  1. I love this story and can just imagine the joy of those little ones as they were welcomed into their new school family. Clela, if ever there was anyone who deserved beaucoup de bouquets, it is you! I am so glad that you are having these really neat experiences and I thank you for your wonderful way of telling us all about it in pictures and words.

  2. Thanks so much, Brenda. Really appreciate your feed back. Sometimes it feels like these entries just float away into space like helium balloons with no one noticing. But it's good for me, anyway, and I know you're reading! You're a dear friend.

  3. I can just picture the new students on their first day - and you plodding thru the streets with your flowers. How different their school year begins! Keep writing - I am enjoying your adventure.

  4. Gosh, nearly brings a tear to my eye. I must be getting sentimental in my dotage. How different might things be here if our schools behaved this way...

  5. Hi, Clela, I do read your blog and your FB posts--I assure you they don't just disappear into cyberspace! Thanks for the effort you give to keep us "statesiders" informed. I'm so proud of you, your selflessness and courage. What wonderful stories. What an amazing adventure. How much we all have to learn about each other and our great, diverse cultures!

    Fondly, Kay G.

    PS Lee sure was looking happy the other night at choir. . . .

  6. Dear Clela,

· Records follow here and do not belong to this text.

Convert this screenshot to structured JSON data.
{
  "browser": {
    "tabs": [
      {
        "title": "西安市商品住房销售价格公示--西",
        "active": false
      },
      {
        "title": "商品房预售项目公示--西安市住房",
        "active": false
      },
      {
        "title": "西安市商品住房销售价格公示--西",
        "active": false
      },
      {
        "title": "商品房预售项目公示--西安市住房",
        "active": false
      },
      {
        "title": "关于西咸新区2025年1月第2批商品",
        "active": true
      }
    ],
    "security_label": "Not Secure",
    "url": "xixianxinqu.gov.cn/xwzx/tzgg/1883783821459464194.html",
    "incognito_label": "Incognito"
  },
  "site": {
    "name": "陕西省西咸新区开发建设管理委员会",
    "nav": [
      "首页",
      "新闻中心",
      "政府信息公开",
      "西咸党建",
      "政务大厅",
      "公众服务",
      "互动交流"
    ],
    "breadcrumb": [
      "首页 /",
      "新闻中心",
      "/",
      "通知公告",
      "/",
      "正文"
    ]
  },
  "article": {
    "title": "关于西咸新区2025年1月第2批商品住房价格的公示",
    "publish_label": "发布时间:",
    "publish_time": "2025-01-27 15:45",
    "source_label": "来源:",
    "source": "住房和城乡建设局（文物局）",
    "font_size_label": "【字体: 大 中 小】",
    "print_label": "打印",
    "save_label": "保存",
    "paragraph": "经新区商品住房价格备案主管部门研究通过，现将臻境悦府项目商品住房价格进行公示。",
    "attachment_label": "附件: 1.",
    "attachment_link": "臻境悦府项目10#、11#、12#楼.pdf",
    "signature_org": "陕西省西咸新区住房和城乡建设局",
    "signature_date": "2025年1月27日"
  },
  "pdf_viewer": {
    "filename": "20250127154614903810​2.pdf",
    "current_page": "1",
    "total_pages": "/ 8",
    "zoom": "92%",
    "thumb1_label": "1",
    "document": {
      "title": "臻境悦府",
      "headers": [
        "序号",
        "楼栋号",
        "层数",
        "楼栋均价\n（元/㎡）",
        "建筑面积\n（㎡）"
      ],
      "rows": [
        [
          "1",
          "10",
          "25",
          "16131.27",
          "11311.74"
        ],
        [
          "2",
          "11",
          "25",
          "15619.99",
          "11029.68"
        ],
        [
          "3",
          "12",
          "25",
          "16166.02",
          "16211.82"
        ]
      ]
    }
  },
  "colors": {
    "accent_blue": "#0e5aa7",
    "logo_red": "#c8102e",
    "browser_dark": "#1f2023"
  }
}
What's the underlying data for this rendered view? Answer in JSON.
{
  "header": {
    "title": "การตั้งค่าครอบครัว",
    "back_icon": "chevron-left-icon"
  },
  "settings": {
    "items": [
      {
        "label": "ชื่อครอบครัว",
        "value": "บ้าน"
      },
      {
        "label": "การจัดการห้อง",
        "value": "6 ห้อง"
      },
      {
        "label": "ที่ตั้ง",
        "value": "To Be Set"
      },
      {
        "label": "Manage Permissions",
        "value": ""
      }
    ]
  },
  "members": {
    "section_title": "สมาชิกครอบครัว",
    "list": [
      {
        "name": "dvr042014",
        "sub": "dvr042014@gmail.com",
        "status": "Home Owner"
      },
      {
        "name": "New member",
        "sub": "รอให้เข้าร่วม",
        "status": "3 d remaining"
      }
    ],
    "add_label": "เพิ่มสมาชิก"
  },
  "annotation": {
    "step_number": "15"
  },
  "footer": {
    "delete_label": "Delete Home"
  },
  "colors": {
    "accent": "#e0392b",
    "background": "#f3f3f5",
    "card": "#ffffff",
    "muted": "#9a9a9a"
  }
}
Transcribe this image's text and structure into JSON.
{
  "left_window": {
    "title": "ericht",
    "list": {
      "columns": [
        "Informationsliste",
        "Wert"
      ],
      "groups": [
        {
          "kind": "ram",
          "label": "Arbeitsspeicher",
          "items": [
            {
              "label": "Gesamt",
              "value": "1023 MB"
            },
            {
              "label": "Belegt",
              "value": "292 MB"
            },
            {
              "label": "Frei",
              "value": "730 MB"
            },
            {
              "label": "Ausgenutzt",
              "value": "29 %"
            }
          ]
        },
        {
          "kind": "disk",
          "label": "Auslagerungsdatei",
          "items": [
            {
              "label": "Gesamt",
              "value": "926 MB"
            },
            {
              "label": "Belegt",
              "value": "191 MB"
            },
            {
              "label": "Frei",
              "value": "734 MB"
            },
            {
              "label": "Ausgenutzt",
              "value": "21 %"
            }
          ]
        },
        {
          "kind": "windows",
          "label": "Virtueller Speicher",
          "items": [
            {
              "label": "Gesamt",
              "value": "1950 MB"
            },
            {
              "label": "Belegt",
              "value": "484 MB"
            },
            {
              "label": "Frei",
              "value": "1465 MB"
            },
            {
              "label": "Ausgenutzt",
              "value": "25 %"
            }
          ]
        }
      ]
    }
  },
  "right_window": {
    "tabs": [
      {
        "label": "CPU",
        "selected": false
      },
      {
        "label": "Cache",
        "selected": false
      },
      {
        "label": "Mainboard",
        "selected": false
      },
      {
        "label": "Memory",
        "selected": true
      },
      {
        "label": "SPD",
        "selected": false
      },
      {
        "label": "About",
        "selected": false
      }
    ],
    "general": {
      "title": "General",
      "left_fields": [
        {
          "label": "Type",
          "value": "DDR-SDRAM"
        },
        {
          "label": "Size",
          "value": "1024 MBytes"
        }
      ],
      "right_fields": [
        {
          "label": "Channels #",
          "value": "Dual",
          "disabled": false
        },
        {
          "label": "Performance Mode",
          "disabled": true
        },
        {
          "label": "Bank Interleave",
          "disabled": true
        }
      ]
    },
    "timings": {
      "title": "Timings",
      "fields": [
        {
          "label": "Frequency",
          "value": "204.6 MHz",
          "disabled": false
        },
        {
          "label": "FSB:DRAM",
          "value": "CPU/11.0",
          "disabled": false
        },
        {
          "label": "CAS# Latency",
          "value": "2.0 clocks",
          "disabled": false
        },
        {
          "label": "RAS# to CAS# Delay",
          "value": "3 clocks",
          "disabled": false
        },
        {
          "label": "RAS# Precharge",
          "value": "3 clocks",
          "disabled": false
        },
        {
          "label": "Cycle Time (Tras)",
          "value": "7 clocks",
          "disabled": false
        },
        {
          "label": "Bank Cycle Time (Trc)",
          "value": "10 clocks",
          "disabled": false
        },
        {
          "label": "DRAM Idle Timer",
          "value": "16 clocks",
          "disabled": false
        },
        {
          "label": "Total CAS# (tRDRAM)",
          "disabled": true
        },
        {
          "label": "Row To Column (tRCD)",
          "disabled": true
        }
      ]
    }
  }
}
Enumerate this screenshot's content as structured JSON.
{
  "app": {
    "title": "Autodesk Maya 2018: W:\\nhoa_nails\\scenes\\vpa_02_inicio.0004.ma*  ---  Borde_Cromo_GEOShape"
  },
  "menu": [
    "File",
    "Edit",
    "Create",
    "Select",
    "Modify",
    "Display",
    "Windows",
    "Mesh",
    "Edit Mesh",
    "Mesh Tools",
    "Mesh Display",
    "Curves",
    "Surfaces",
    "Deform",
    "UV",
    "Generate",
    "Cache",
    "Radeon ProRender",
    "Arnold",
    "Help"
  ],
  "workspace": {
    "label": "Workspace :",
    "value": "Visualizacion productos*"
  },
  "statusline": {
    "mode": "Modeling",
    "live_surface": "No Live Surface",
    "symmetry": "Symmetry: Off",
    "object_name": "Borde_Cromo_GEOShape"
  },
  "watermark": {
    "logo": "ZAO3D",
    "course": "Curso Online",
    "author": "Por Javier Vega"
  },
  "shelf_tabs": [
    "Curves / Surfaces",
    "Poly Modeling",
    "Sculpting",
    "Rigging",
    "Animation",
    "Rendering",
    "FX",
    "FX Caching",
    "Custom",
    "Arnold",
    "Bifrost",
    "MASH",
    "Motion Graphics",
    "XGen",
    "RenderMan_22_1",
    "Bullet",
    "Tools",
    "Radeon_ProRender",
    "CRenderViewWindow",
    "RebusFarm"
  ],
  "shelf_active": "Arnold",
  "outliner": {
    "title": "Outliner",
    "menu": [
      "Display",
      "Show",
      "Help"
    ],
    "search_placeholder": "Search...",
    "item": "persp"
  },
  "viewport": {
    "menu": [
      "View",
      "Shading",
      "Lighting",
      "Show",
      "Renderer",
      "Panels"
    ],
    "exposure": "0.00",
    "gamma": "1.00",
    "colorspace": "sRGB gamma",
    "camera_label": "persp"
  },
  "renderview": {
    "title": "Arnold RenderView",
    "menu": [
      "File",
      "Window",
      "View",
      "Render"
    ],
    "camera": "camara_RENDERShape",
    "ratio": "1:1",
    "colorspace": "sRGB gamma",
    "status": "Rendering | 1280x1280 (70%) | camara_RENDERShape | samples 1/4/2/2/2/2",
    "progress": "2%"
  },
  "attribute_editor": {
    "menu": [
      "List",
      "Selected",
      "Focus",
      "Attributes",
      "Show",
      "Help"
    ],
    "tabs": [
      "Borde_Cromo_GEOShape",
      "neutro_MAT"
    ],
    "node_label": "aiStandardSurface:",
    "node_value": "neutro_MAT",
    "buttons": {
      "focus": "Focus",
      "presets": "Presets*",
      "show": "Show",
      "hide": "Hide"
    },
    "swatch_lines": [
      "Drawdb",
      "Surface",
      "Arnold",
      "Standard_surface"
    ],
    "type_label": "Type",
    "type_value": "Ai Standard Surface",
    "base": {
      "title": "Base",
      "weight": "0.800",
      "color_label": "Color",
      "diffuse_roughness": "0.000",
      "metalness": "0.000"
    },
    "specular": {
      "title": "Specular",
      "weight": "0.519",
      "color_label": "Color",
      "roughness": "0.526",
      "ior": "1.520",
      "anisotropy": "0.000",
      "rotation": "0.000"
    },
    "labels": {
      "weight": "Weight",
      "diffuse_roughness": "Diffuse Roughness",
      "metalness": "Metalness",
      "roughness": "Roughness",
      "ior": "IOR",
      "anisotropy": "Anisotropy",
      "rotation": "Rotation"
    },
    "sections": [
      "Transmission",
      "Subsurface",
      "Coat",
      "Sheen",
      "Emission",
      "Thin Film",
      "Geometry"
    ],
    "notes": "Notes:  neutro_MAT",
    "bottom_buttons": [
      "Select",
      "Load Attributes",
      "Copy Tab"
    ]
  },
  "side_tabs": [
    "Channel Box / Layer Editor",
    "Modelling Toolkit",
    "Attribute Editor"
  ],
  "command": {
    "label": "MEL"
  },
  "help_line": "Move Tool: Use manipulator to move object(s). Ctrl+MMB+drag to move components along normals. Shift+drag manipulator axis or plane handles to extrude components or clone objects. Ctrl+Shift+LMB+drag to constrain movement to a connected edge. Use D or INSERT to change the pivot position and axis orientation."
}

    This is the first time I've seen the photo with your Certificate! That's great!
    What an adventure is all I can say. Your descriptions continue to be outstanding. I feel like I'm right there with you, hugging a child or a haystack, cooking up soup or Peace Symbols.